In an interview with the Italian edition of Vanity Fair published today, Cristina Mazzavillani said, "I don't even know if he still wants to work.... We have been helpless in a situation that we did not want and that has slipped from our hands."
Musicians at La Scala have been calling for Muti's resignation since the middle of March, after a no-confidence vote from the majority of the orchestra.
The vote was the result of a dispute that began when La Scala governors fired general manager Carlo Fontana. Muti had a difficult relationship with Fontana, and was critical of how he ran the company. Because Fontana was replaced with Mauro Meli, whom Muti had favored for the position, it was felt that the music director had imposed his will on the administration of the theater.
The theater's workers went on strike after Fontana's firing, and threatened to stay on strike for every subsequent premiere until Fontana was rehired.
Rumors that Muti had already resigned—even before the musicians' vote—were denied by La Scala.
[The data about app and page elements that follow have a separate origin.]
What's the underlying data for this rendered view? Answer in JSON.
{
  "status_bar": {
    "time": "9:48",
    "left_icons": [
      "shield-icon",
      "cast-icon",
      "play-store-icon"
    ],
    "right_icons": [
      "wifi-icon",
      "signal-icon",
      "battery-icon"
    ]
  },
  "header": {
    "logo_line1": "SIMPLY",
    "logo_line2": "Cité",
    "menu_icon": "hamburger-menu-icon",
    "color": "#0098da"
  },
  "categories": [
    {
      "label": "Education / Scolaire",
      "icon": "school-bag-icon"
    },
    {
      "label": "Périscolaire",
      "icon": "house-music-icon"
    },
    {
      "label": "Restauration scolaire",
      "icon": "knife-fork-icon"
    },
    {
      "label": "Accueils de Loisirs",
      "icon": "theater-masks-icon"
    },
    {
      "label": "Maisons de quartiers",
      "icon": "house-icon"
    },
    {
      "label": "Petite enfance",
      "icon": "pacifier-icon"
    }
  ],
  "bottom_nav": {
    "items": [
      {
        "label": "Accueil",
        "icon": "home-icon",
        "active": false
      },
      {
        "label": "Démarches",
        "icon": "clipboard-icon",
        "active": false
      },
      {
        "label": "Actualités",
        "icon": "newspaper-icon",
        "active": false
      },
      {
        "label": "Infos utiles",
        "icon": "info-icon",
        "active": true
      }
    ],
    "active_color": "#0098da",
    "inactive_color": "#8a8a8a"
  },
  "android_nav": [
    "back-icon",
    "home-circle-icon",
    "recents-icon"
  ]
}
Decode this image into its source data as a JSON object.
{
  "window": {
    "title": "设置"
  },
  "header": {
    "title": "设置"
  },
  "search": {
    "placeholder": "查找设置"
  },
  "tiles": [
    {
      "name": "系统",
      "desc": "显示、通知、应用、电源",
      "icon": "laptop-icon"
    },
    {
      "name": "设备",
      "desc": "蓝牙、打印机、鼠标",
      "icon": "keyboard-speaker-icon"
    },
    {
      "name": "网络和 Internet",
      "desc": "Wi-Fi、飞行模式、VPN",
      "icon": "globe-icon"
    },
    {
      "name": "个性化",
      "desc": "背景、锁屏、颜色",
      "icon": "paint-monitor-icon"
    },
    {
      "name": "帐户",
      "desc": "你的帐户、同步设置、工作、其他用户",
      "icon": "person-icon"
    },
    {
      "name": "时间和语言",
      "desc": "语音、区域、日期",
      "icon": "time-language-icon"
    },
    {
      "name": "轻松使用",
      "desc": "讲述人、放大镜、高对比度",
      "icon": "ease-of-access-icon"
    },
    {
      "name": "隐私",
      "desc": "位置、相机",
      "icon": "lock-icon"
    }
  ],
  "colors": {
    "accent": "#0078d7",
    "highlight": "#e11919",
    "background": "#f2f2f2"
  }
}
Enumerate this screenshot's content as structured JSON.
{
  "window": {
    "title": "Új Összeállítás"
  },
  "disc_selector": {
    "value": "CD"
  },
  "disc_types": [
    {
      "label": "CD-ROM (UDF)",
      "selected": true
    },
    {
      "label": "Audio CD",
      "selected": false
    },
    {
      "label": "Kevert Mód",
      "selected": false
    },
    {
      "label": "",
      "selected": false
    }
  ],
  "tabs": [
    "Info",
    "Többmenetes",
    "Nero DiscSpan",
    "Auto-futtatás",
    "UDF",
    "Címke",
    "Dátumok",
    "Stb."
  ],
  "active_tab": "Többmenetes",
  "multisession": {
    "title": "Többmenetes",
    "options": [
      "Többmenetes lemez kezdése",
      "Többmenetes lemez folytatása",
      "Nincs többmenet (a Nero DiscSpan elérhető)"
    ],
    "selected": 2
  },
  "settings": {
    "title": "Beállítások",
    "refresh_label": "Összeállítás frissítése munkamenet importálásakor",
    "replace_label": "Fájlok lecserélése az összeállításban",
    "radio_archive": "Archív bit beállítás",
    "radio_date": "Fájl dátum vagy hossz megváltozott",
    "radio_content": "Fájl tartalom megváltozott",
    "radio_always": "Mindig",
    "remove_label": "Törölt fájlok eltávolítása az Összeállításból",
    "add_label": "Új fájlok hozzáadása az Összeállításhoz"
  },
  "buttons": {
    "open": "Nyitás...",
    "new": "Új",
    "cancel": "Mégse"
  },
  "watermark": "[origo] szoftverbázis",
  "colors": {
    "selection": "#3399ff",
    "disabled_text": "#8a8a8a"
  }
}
Now, Mazzavillani told Vanity Fair, Muti might go "abroad or to another Italian city, who knows."